The ongoing stand-off between Catalonia and the Spanish government in Madrid is complicated. Let’s break it down.
Catalonia is a region in north-east Spain. It has its own language, parliament, flag and anthem. It even has its own police force and controls some of its own public services, such as schools and healthcare.
It is one of Spain’s wealthiest and most productive regions and has a distinct history dating back almost 1,000 years.
The Catalan parliament approved an independence referendum which went ahead on 1 October despite being suspended by Spain’s Constitutional Court.
The Spanish government tried to stop voting and hundreds of people were hurt in scuffles with police at polling stations.
While Catalan authorities say just under 90% of voters backed independence, turnout was only 43%.
Catalan leaders declared an independent republic but immediately suspended its implementation.
Catalan President Carles Puigdemont said he wanted negotiations on the region’s exit from Spain.
Spain’s Prime Minister Mariano Rajoy has responded by asking the Catalan government to clarify whether or not it has declared actual independence.
Depending on the Catalan government’s answer, the government in Madrid could impose direct rule on the region.
That would mean suspending Catalonia’s powers to make its own decisions on public services such as education and healthcare.
There is no suggestion that the crisis could degenerate into an armed conflict but it could damage the region and Spain as a whole economically, bringing new instability to the eurozone.
It could also set an example for other countries with secessionist movements in Europe.

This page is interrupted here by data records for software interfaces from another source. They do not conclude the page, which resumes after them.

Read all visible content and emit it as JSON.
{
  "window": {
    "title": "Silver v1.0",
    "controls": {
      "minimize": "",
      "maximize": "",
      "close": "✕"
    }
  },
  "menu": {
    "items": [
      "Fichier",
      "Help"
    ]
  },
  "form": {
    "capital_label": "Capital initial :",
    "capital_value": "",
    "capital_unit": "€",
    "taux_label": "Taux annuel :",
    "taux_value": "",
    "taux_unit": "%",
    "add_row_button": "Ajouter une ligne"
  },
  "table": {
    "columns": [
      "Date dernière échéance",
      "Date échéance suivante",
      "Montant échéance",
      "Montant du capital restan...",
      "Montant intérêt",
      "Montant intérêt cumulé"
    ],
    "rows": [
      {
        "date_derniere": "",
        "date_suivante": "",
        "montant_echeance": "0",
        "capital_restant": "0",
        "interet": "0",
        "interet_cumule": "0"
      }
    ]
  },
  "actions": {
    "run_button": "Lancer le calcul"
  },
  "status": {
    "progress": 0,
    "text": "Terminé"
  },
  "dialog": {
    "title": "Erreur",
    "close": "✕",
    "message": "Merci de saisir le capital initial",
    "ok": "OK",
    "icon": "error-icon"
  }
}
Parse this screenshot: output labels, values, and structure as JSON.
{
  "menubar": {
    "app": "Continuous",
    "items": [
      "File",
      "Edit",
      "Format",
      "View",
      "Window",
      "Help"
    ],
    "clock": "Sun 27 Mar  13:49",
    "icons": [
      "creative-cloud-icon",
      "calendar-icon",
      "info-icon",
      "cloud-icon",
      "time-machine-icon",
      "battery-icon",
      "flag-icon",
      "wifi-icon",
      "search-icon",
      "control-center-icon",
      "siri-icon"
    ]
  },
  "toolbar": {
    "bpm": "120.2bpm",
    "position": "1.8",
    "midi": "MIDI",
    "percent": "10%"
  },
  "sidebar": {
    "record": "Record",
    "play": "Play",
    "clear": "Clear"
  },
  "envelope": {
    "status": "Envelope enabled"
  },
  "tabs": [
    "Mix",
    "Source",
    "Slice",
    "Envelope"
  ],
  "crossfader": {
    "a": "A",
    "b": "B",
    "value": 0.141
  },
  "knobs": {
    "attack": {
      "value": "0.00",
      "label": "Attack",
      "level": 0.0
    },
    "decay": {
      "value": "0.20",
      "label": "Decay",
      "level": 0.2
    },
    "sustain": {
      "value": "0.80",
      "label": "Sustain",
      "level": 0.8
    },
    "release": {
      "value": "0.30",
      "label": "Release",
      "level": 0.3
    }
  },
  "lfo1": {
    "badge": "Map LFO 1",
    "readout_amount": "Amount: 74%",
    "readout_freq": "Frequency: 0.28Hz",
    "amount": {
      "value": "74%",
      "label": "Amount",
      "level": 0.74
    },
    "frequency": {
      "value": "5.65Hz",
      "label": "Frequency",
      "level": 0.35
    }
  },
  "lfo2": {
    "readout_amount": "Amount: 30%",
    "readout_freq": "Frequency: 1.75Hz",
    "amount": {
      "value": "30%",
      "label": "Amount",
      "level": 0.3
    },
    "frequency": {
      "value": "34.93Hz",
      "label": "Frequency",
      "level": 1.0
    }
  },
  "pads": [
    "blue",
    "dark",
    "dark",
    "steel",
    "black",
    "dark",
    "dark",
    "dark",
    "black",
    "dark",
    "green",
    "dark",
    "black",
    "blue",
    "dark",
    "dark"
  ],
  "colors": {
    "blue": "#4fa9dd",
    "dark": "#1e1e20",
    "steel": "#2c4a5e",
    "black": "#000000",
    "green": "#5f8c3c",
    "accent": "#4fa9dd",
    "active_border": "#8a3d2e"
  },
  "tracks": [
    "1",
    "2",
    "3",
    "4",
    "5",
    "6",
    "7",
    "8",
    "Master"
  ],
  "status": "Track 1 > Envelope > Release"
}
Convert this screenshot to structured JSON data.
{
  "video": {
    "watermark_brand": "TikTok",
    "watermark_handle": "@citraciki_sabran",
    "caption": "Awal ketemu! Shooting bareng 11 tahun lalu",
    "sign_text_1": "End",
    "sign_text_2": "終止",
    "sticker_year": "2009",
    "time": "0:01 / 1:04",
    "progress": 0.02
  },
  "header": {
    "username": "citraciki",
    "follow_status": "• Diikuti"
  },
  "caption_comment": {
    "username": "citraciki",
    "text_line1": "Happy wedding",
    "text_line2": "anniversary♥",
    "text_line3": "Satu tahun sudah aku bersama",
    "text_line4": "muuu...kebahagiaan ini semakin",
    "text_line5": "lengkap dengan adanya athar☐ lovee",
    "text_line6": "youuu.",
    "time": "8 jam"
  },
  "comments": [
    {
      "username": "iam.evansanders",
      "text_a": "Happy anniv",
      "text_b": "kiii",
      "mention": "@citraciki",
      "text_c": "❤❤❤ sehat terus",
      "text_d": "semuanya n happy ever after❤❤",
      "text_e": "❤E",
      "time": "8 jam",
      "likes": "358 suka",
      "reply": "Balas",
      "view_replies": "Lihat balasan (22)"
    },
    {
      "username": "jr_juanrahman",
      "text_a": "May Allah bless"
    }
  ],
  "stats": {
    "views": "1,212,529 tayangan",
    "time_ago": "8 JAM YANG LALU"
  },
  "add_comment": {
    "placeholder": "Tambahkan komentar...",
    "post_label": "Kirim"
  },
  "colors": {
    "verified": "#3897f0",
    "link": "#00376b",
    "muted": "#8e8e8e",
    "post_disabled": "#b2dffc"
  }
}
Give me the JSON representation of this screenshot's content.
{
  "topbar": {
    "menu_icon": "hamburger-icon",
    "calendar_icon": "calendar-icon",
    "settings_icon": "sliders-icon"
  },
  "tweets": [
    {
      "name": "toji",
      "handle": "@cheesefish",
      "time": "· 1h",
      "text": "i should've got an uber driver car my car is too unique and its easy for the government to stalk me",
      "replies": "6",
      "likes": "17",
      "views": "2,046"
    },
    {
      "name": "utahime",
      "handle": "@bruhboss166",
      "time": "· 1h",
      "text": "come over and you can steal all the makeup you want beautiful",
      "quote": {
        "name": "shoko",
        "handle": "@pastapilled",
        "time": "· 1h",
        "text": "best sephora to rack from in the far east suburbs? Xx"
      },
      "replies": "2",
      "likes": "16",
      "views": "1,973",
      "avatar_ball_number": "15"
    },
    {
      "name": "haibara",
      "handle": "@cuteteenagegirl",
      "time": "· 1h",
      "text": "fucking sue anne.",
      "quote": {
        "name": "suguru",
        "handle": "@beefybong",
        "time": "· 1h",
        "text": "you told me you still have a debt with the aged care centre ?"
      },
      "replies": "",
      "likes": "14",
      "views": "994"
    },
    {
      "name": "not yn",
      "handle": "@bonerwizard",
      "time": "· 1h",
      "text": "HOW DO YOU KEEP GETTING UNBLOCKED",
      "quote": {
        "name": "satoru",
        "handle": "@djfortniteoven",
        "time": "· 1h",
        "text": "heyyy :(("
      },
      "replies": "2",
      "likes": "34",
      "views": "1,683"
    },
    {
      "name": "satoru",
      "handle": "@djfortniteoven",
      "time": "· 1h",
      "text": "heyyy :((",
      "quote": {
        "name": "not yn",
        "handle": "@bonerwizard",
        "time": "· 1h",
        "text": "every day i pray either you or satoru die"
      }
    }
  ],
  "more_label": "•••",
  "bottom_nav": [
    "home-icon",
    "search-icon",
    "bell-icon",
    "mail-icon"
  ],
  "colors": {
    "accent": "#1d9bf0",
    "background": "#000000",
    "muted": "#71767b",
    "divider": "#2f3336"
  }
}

Catalan crisis: Six things you need to know What are the options for Spain now? Does Catalonia want to leave Spain? Could Catalonia make a success of independence? Spain’s distinctive north-eastern region